By Sayed Salahuddin and Peter Graff
KABUL (Reuters) - Afghan election authorities said on Sunday they had postponed a parliamentary election due this year, removing a source of friction between President Hamid Karzai and his Western backers who wanted time for electoral reforms.
Western diplomats applauded the decision to push the election to September 18 from May 22, saying it would provide time to implement changes designed to prevent a repeat of fraud that marred Karzai's own re-election as president last year.
The date also means the election would fall after the traditional summer fighting season, giving an expanding NATO-led force more time to improve security in southern areas, where Taliban fighters kept voters from last year's polls.
Independent Election Commission member Zekriya Barakzai said the postponement was due to "problems and constraints to get the proper budget, and also security concerns, logistical obstacles and also to improve the electoral procedures."
Western countries are trying to avoid a repeat of last year's election fiasco, in which a U.N.-backed probe discarded nearly a third of votes cast for Karzai as fake.
They had been hoping a postponement would be announced before an international conference on Afghanistan's future in London later this week, where the early date was set to be an irritant.
The United Nations is holding tens of millions of dollars earmarked for Afghan elections in an account, but diplomats have said they will not release the money without reforms.
An international diplomat, speaking on condition he not be identified, called it "a pragmatic and sensible decision which will allow time for reform of the key electoral institutions to enable cleaner parliamentary elections."
The election commission did not comment on whether its membership would be changed.
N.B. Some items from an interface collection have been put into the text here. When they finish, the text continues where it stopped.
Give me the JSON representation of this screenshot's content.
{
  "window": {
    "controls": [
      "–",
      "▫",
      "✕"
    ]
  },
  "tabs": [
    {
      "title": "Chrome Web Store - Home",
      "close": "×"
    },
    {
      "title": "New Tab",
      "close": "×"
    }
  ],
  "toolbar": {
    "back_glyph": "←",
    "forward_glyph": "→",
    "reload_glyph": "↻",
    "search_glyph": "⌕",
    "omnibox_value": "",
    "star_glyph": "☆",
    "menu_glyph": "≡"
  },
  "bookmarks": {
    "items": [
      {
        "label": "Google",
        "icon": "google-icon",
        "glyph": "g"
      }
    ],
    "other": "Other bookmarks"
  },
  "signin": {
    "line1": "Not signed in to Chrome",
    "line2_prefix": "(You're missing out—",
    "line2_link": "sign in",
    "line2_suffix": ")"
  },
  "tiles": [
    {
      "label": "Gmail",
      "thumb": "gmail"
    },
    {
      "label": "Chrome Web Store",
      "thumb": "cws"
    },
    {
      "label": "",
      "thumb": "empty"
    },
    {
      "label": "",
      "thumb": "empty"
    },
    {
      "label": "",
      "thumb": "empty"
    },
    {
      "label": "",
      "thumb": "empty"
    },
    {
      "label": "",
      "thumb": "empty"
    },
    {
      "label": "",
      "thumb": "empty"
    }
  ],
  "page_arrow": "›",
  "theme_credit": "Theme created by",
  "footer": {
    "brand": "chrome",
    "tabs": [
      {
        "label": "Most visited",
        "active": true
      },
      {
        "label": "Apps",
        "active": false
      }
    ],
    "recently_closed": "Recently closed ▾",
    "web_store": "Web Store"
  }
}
The diplomat said the international community would not be pleased if Karzai reappoints the election commission's head, Azizullah Ludin, whose term expired on Saturday. Opponents accuse Ludin, a presidential appointee, of favoring Karzai.
Last year's presidential election damaged Karzai's standing among the Western countries with 110,000 troops in Afghanistan, even as U.S. President Barack Obama re-evaluated his strategy and ultimately decided to commit 30,000 more American troops.
It led to months of political limbo, with the election commission declaring Karzai the winner but a separate U.N.-backed body rejecting enough ballots to lower Karzai's total below 50 percent and force a second round.
The run-off was canceled when Karzai's opponent withdrew.
Karzai has consistently maintained that the extent of fraud was exaggerated by Western media.
The parliamentary election could prove crucial this year, because the central government needs to demonstrate that its institutions are backed by the public. Parliamentarians, once seen as docile, caused Karzai headaches this month by twice vetoing most of his candidates for cabinet posts.
He still has to fill 11 posts, including some important portfolios like public health.
(Reporting by Sayed Salahuddin and Peter Graff; writing by Peter Graff; Editing by Sanjeev Miglani)